The File Fabric has two main modes of operation with regard to knowing what files are on a storage provider: cached mode and real-time mode. In cached mode the File Fabric maintains, in its database, metadata about each file on the underlying storage. As files are created, updated and deleted, the changes flow through the File Fabric and the File Fabric updates its metadata accordingly.
Cached mode is often used when:
- Companies are working directly through the File Fabric with no access to the underlying storage.
- When there are particularly large amounts of data on the remote data store that make it impossible to pull back in real-time. Millions of files on Amazon S3 are a good example of this. With cached mode the files can be accessed and searched very quickly compared to the alternative.
Cached mode presents two obvious challenges.

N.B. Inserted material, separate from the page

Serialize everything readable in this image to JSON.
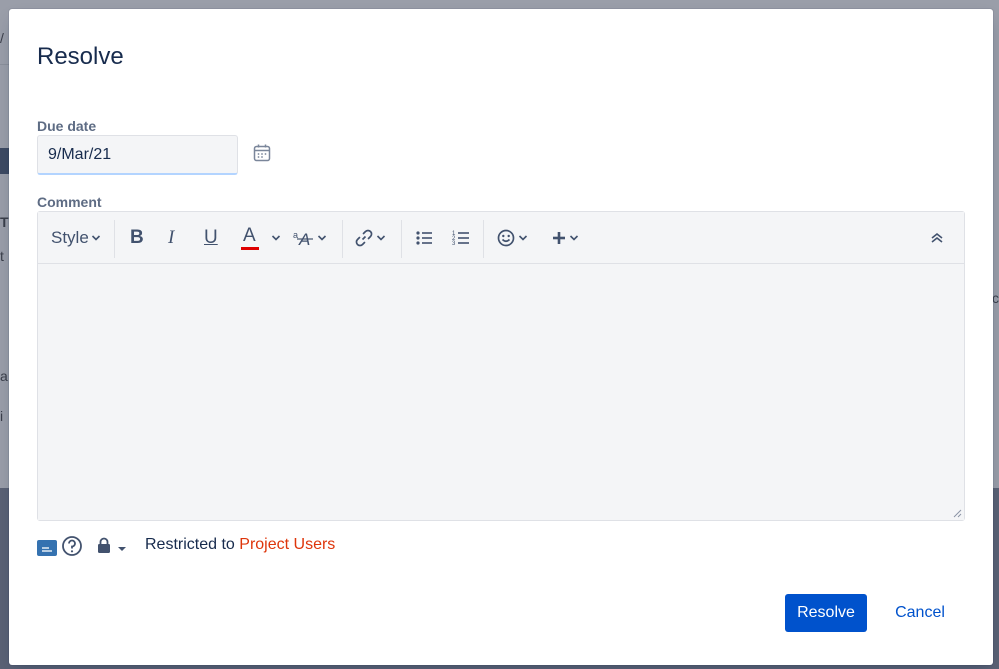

- If a storage provider that already contains files is added to the File Fabric, how does the File Fabric initialize the metadata for that provider?
- If the storage is being used in a bi-modal way ie. changes are made directly to the storage – how does the File Fabric learn about those changes?
The answer to the two questions are somewhat similar. When a storage provider is added, the File Fabric populates its meta-database with an initial sync process to discover the content of the storage and thereby record the appropriate metadata in the File Fabric’s metadata database. It is probably worth pointing out that the File Fabric does not copy ofrmove the files that exist on the remote storage. The file integrity is maintained in a single location.
If changes have been made directly to the storage, the user can initiate the File Fabric’ re-sync process, which compare file information retrieved from the storage with the metadata in the File Fabric’s meta-database and updates the meta-database as needed.
There are other options to the above that are also worth mentioning:
- The File Fabric can operate in real-time mode which negates the needs for a re-synchronization process as new data added directly to the storage is discovered in real-time as users browser directories.
- The File Fabric can be scheduled to spider the underling storage at set intervals and update the metadata. This is particularly useful when the underlying data set is very large.
These options are not mutually exclusive and can be used in combinations.
Initial sync and re-sync are bread-and-butter operations for the File Fabric and have been available since the File Fabric’s inception With digital transformation and a companies digital assets doubling every year companies are now dealing with very large unstructured datasets which can now require billions of files and objects to be indexed, so it had become clear to the engineering team that these meta-sync operations would benefit from being optimized.
In the latest major File Fabric release, v1906, both types of sync operations have become much faster. How much faster? The actual performance depends on a host of variables such as CPU speed, network capacity, storage speed (because the storage has to tell the File Fabric about its contents), number of changes (re-sync only), background load etc, so there is no single answer, but here are two hard facts:
- In some situations we have seen throughput (measured as number of files sync’d per second) increase by more than 50x.
- We have also seen sustained throughput of more than 1,000 files per second.
How did we optimise this ? A combination of code re-factoring improvements coupled with updated algorithms to deal with how meta-data is synchronised.
These performance improvements have enabled File Fabric to deal with extremely large datasets with ease.
If you are planning to evaluate the File Fabric for use by your organization, be sure to include these operations in your evaluation. We think you will be impressed.by